→ DATASET EXCERPTS
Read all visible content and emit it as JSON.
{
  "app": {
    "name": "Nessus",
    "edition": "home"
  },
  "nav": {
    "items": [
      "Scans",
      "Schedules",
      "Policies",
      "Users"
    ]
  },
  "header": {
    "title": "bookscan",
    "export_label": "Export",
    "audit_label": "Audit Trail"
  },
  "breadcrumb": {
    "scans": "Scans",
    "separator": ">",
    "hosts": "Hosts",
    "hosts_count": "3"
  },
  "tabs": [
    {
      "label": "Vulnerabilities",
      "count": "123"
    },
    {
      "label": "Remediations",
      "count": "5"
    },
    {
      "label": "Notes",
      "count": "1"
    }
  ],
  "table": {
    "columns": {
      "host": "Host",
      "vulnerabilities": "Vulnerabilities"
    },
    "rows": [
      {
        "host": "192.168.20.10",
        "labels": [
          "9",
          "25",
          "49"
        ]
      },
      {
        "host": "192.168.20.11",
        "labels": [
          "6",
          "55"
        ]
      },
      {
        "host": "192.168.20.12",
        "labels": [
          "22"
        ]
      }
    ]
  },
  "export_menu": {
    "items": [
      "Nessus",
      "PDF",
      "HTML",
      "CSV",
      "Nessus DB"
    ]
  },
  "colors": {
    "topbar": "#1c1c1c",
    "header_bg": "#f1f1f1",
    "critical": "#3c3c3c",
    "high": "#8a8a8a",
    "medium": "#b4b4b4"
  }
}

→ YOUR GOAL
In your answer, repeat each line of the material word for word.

→ TASK ANSWER
Read all visible content and emit it as JSON.
{
  "app": {
    "name": "Nessus",
    "edition": "home"
  },
  "nav": {
    "items": [
      "Scans",
      "Schedules",
      "Policies",
      "Users"
    ]
  },
  "header": {
    "title": "bookscan",
    "export_label": "Export",
    "audit_label": "Audit Trail"
  },
  "breadcrumb": {
    "scans": "Scans",
    "separator": ">",
    "hosts": "Hosts",
    "hosts_count": "3"
  },
  "tabs": [
    {
      "label": "Vulnerabilities",
      "count": "123"
    },
    {
      "label": "Remediations",
      "count": "5"
    },
    {
      "label": "Notes",
      "count": "1"
    }
  ],
  "table": {
    "columns": {
      "host": "Host",
      "vulnerabilities": "Vulnerabilities"
    },
    "rows": [
      {
        "host": "192.168.20.10",
        "labels": [
          "9",
          "25",
          "49"
        ]
      },
      {
        "host": "192.168.20.11",
        "labels": [
          "6",
          "55"
        ]
      },
      {
        "host": "192.168.20.12",
        "labels": [
          "22"
        ]
      }
    ]
  },
  "export_menu": {
    "items": [
      "Nessus",
      "PDF",
      "HTML",
      "CSV",
      "Nessus DB"
    ]
  },
  "colors": {
    "topbar": "#1c1c1c",
    "header_bg": "#f1f1f1",
    "critical": "#3c3c3c",
    "high": "#8a8a8a",
    "medium": "#b4b4b4"
  }
}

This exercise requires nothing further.